Originally posted by bauman
Also, it's not just the defragmentation on the fly that keeps HFS+ clean. It, unlike NTFS, tries to find a block that's big enough to write the entire file into by delaying immediate writing.
Where did you get this idea? I was to understand that NTFS does
employ that very same technique. When someone describes NTFS as "braindead" relative to HFS+, that gives me doubts as to where that is coming from. They both attempt to do relocated, contiguous writes whenever possible. So what makes one braindead and the other vastly superior? Given this "auto-defragged writes scenario", how does it come about where Windows machines routinely require defragmenting while OSX does not? Something there is just not adding up for me.
Thanks to the link for the fragmentation scanner- interesting and will check out...
WRT the paltry 1-2% fragmentation scores, do bear in mind the brute increases in data size and storage mediums we are dealing with. It's not uncommon to have 10-15 GB of "stuff" comprised of the core OS and closely tied apps (this isn't even including your collection of regular apps and documents). That's a lot of data storage compared to what would fill 1-2 GB of space from the OS9 days. Thankfully, most of that stays put, is read only, and never gets fragged if it wasn't to begin with. There is still the working set of stuff that gets a lot of read and write back activity in the course of a given working day. It just may seem that the working set hasn't really grown much compared to what is stored in that 10-15 GB of "stuff". So it is entirely possible to get really tiny fragmentation scores.

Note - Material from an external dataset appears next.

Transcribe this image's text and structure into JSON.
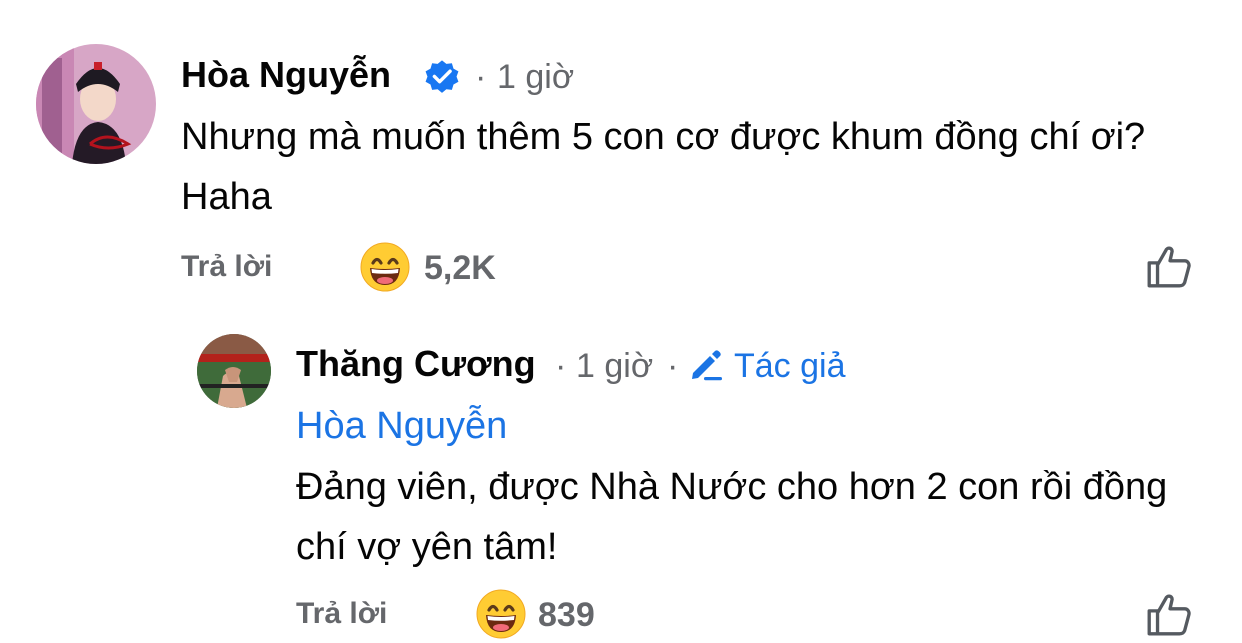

However, if the computer is spending most of its time in that working set, and there is fragmentation within that, then the effective impact of fragmentation is possibly "larger" than that reflected in that 1-2% (hope that made sense).